|US7172435 *||Jan 7, 2005||Feb 6, 2007||Lite-On Technology Corporation||Display device structure with circuit board secured to display panel and method of securing circuit board to panel thereof|
|US7244966||Nov 9, 2004||Jul 17, 2007||Hitachi, Ltd.||Liquid crystal display device|
|US7439553||May 29, 2007||Oct 21, 2008||Norihisa Fukayama||Liquid crystal display device|
|US7483016||Jun 7, 2004||Jan 27, 2009||Palm, Inc.||Compact integrated touch panel display for a handheld device|
|US20020080298 *||Dec 19, 2001||Jun 27, 2002||Norihisa Fukayama||Liquid crystal display device|
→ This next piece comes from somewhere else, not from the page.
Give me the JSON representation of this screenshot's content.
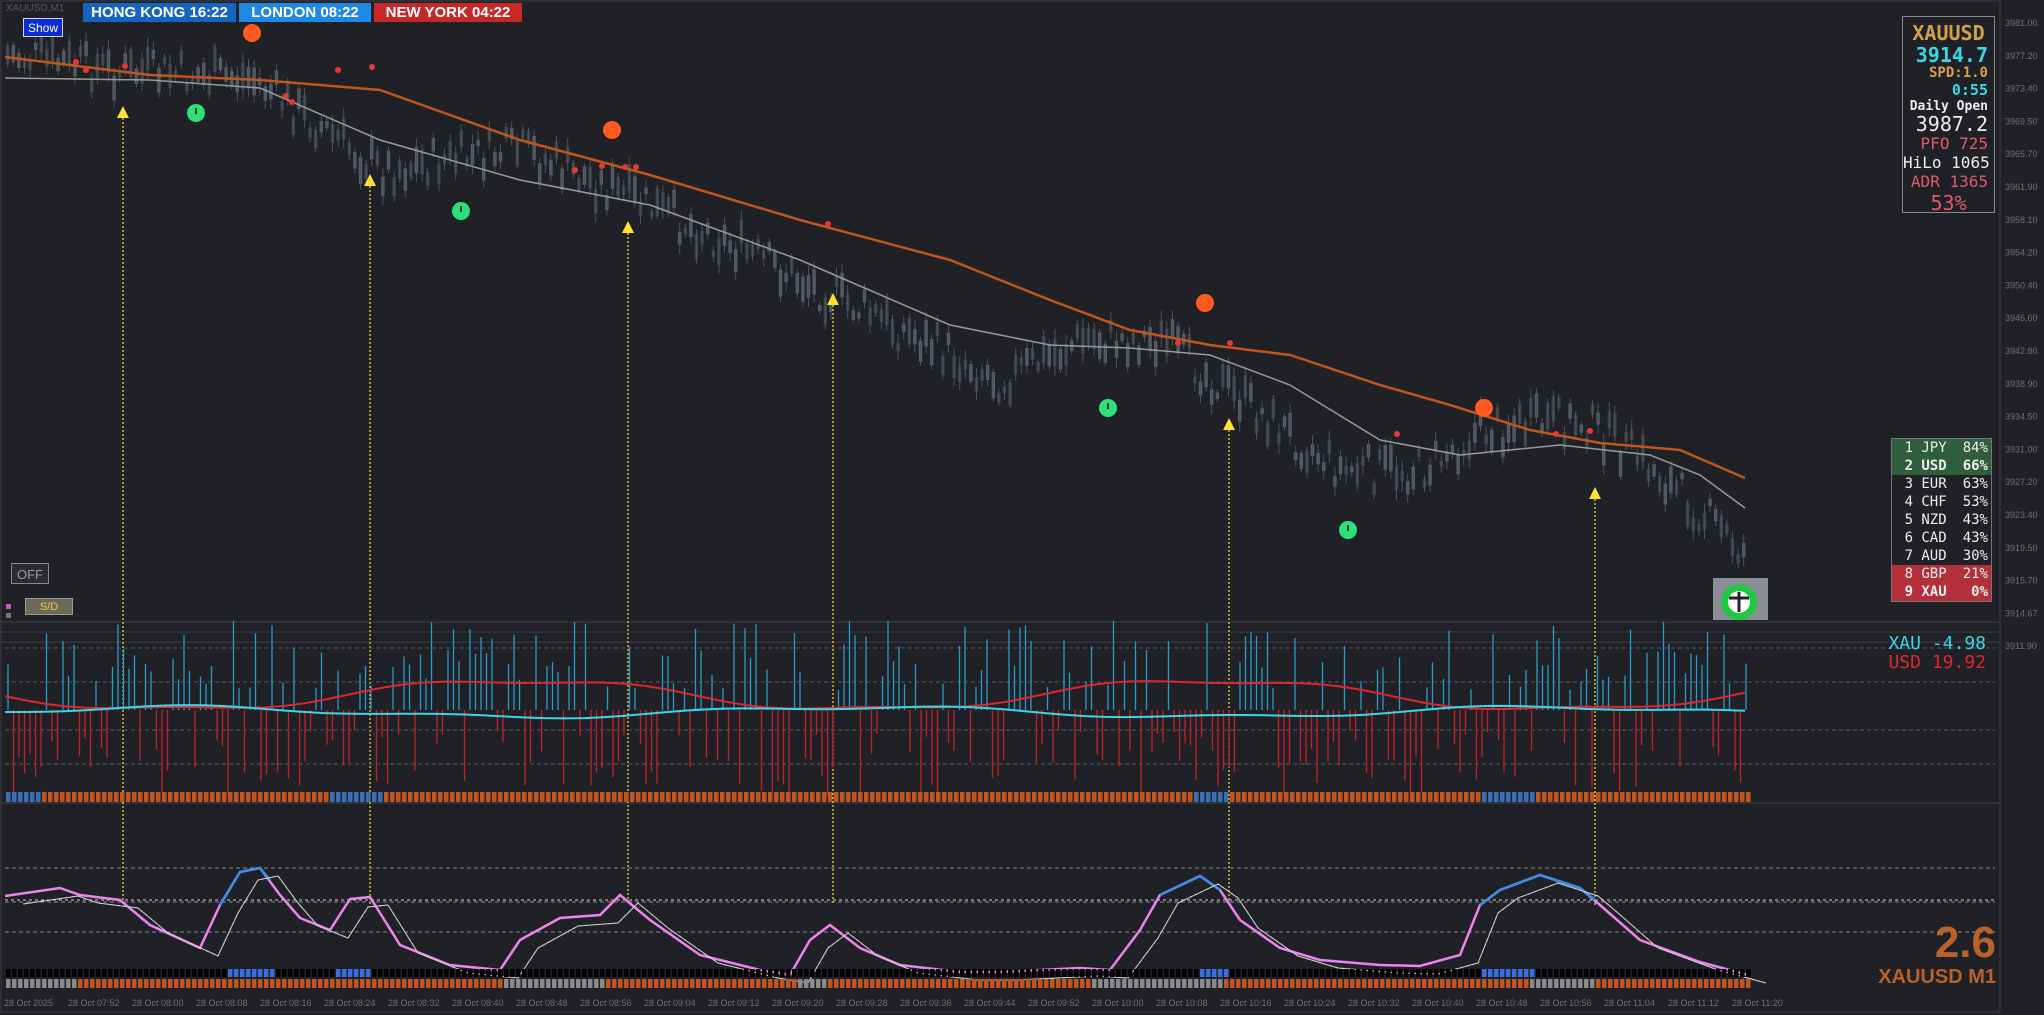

|US20040240193 *||May 30, 2003||Dec 2, 2004||Honeywell International Inc.||Display retainer and backlight|
|US20050062902 *||Nov 9, 2004||Mar 24, 2005||Norihisa Fukayama||Liquid crystal display device|
|US20060128179 *||Jan 7, 2005||Jun 15, 2006||Lite-On Technology Corporation||Display device structure with circuit board secured to display panel and method of securing circuit board to panel thereof|
|US20060221583 *||Mar 30, 2006||Oct 5, 2006||Benq Corporation||Grounding structure of liquid crystal display and method thereof|
|US20070242183 *||May 29, 2007||Oct 18, 2007||Norihisa Fukayama||Liquid crystal display device|
|US20070275783 *||May 24, 2007||Nov 29, 2007||Saied Hussaini||Video display unit for video game console|
|US20090046217 *||Oct 21, 2008||Feb 19, 2009||Norihisa Fukayama||Liquid crystal display device|
|WO2002095876A1 *||Oct 23, 2001||Nov 28, 2002||Avx Corp||Electrical connectors for display devices|
|U.S. Classification||349/149, 349/152, 439/73|
|International Classification||H01R12/70, H05K3/30, G02F1/13, H01R13/24|
|Cooperative Classification||H01R12/7076, H01R13/24, G02F1/13452, H05K3/301|
|European Classification||G02F1/1345D, H01R23/68A|
|Jun 26, 1997||AS||Assignment|
Owner name: ERICSSON, INC., NORTH CAROLINA
Free format text: ASSIGNMENT OF ASSIGNORS INTEREST;ASSIGNORS:MIDDLETON, DAVID;SMITH, STACY;STEPHENSON, SHAWN;REEL/FRAME:008666/0815
Effective date: 19970626
|Jan 19, 2004||FPAY||Fee payment|
Year of fee payment: 4
|Jan 18, 2008||FPAY||Fee payment|
Year of fee payment: 8
|Jan 28, 2008||REMI||Maintenance fee reminder mailed|
|Jan 18, 2012||FPAY||Fee payment|
Year of fee payment: 12